"Arabesque", 70x70cm, tempera, canvas, 2021

«Arabesque», 70x70cm, tempera, canvas, 2021
"Kiss", Moller F.A., 1840

Arabesque, as principle of free composition of artistic works, came to writers of Romantic era. This logical conclusion can be traced in Goethe’s “About Arabesques” (1789), Gogol’s “Arabesques” (1835) and Poe’s “Grotesques and arabesques” (1840).


Romantics identified their artistic style as free-spirited, ornamental. In contrast to static of classical style, arabesque is on the move, its meanings connected into one complex cycle.


Romantics from beginning of 19th century were reimagining Middle Age’s culture and gave arabesque hidden allegorical, mystical meaning. Looking at the past as lost paradise and golden age was the way Romantics dealt with present’s uncertainty, making up the perfect world. German poet Novalis is remembered as author of “blue flower” symbolism – metaphor for Romantics’ striving to ideal.


Arabesque is an East Middle Age’s ornament, made from geometric, calligraphic and floral elements. Arabesque is built on infinite reproduction of the same pattern. There are two ornament’s styles: geometrical – girih; and floral – islimi. Girih’s a geometrical ornament, made by algorithmical intersecting of straight lines and circles. It associates with man’s image. Islimi is styled floral forms present as idea of infinite fabric of universe. Its associates with woman’s image.

In 1840, artist Moller, living in Rome, painted “Kiss”. This painting brought massive fame to its creator, Moller was named “Academician” for it. The painting was bought by Nikolay I for his wife. It shows young woman who pushing away young man, passionately hugging her, in fear. The artist payed special attention to facial expressions and emotions of the characters. Combining academic narrative and Romantic features made the painting so popular that the author and other artists reenacted it many times for public’s demands.


The question is, why this work was so popular, besides obvious artist’s mastery? What contemporaries did see in it, what anguish in girl’s eyes told them? Was this story seen as the symbol of blooming youth and passion or was this first realization for uncertainty of women’s freedom? Irony thank to which Romantics balanced between striving to the ideal and imperfection of the world.


Our contemporaries’ associations, according to the poll, are more univocal: violence, resistance, inability, desperation. I use muddy, glitching silhouette of the girl from Moller’s painting to show changes in perception passed through two centuries.


Arthur Schopenhauer wrote that in arabesque “Impossible is possible with preserving known seen truth. And only some law abolished or changed, but the rest stays. Nevertheless, the course of events becomes different, before impossible surprise us at every turn.”

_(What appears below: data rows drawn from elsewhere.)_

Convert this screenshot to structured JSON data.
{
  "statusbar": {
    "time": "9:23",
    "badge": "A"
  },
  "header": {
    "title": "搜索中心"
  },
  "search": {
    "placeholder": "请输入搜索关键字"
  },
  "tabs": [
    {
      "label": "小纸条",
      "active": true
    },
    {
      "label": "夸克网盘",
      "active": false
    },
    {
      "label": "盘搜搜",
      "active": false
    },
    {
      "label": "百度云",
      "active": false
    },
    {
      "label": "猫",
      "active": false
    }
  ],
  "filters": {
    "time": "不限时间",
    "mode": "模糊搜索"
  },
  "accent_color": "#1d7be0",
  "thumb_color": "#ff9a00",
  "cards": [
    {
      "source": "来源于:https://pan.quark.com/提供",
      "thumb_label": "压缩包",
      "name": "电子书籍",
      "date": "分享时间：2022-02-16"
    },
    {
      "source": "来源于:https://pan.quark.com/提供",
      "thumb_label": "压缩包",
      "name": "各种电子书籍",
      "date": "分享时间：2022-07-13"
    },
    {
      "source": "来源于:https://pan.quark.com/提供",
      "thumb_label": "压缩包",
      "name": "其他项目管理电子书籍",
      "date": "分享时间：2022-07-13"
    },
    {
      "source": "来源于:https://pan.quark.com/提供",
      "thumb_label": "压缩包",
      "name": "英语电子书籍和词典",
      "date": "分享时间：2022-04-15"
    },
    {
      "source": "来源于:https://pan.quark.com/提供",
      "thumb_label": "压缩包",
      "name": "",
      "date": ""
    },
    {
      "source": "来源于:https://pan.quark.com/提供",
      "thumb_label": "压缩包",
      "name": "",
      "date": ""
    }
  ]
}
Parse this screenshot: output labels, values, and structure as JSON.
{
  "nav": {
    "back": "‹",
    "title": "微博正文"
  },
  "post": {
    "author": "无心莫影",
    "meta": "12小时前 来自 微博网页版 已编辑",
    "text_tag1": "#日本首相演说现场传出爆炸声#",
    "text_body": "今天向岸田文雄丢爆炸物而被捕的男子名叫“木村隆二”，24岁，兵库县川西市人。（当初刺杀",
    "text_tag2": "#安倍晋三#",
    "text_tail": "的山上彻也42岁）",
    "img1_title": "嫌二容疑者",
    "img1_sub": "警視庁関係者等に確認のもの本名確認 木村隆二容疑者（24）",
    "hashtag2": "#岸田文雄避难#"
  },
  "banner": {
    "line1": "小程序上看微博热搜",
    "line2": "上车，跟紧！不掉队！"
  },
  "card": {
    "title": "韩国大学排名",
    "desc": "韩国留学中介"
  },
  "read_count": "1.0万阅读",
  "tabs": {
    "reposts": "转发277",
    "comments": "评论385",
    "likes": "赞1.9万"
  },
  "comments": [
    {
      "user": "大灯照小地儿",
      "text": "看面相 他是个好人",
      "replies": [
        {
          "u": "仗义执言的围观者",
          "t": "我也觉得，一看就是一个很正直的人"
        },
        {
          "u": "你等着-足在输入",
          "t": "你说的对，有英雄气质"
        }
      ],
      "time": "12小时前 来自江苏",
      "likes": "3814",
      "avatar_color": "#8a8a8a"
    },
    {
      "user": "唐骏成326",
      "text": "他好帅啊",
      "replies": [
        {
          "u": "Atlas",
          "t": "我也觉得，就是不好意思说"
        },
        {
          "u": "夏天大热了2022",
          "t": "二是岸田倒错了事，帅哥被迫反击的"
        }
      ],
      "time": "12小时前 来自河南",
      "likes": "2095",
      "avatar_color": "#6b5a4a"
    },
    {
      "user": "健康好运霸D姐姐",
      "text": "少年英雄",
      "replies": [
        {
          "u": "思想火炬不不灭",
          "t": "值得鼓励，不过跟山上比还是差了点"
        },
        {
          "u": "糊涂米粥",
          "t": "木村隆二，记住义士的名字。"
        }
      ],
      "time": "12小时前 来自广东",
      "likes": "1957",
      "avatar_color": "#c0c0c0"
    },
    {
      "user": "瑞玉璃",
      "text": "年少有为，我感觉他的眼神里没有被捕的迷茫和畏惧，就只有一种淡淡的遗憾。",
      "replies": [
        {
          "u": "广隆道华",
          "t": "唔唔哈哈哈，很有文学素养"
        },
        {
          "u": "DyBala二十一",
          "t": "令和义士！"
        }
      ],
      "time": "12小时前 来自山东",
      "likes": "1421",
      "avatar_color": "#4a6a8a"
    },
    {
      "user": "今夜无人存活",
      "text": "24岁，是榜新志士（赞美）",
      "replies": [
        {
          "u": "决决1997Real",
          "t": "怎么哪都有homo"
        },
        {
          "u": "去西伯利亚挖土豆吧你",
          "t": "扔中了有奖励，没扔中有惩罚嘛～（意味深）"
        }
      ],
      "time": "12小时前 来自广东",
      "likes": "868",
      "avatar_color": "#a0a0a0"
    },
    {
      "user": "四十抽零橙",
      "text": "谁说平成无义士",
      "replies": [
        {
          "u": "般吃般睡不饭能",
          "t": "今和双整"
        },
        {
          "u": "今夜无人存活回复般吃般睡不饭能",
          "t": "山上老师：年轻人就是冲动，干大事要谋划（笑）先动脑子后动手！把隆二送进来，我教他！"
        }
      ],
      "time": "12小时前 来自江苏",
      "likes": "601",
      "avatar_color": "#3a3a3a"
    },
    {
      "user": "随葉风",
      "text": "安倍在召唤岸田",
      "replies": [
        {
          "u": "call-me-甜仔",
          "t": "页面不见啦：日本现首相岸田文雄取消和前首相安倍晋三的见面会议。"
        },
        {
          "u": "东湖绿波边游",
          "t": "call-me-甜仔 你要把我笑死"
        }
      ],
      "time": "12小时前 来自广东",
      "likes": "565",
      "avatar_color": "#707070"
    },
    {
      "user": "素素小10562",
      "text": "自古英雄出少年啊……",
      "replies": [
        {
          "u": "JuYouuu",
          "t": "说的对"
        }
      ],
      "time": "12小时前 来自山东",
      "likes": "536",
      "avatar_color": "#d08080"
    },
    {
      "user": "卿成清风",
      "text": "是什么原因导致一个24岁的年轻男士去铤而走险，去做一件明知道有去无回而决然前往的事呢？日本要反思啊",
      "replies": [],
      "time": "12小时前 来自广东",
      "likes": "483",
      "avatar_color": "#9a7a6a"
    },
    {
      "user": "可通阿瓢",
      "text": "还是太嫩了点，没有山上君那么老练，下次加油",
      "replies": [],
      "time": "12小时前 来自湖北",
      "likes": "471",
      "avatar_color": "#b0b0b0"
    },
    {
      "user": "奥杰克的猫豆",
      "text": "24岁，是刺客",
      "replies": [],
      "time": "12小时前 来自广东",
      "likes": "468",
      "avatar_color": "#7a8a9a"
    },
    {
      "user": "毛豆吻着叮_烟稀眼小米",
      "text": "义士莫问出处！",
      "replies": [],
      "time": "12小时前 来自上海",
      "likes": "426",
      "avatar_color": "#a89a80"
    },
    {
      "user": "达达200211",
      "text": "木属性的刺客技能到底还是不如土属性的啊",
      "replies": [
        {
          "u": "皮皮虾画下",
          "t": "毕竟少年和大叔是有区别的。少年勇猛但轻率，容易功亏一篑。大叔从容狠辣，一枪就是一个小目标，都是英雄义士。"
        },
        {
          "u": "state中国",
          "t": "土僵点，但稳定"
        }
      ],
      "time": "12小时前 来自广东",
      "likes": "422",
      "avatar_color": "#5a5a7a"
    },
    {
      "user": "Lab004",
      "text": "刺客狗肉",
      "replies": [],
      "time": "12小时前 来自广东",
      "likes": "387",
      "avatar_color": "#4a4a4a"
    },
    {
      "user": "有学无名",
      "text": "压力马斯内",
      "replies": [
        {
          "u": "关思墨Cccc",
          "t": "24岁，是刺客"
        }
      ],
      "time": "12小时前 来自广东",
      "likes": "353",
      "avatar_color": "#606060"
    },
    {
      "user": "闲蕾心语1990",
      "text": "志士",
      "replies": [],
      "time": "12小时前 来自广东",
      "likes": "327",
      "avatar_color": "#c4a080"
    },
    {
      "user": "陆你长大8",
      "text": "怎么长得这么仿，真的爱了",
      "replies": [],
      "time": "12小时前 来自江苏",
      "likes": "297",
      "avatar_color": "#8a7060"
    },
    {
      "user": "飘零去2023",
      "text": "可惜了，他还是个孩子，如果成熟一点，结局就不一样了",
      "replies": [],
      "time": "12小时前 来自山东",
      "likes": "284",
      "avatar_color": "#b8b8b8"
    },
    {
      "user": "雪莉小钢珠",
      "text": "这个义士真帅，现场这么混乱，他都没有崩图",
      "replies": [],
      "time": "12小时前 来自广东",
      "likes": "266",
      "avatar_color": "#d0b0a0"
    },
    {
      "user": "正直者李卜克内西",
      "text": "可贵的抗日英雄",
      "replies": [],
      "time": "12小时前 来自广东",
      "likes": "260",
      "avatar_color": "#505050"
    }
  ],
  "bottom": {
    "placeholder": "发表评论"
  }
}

Percy Shelly, British writer and poet, one of Romanticism’s classical scholars, wrote poem “The Sensitive Plant”, dedicated it to write and feminist Mary Wollstonecraft. In this poem author uses plant mimosa pudica as the symbol for woman’s image. This is a decorative plant with plumose leaves and pink circle-like flowers. Mimosa’ leaves are sensitive; they roll up at any touch. They also have sensors which react to pressure. Mimosa also has thorns and property to “remember” particular qualities of every contact and if the threat is absent, it wouldn’t roll its leaves. In Hebrew, this kind of mimosa called “don’t touch me!”


Mary Wollstonecraft is famous for her work “A Vindication of the Rights of Woman”, one of essential texts for western feminism. Mary called on to reject oppressive society’s stereotypes, based on surface-level ideas of beauty and femininity. Her ideals were intellect, common sense and independence. Mary was sure that only education can protect women for gender prejudice.


Ornament is a visual projection of a society, its symbol. Woman had to match society’s views, adjust to them, be useful, needed, drown in society. That’s why I show in my works women against ornament, in ornament, covered in ornament, in contrast to ornament.


Arabesque in my work based on ornaments of British artist William Morris, follower of Romanticism’s traditions. His wife and daughter, Jane and May, helped him and May’s stitching talent provided William with reputation as textile designer. There is belief that all Morris’ famous ornaments made by him but actually, many of them made by his daughter.


May Morris inherited and take charge of father’s business. She made sure that women were paid equally with men, despite the norm of that time to exploit women, paying them less than living wage. May founded the Women's Guild of Arts, the Art Workers Guild did not admit women.

For exhibition project “Dreams of freedom. Postscript”, New Tretyakov Gallery, Moscow, Russia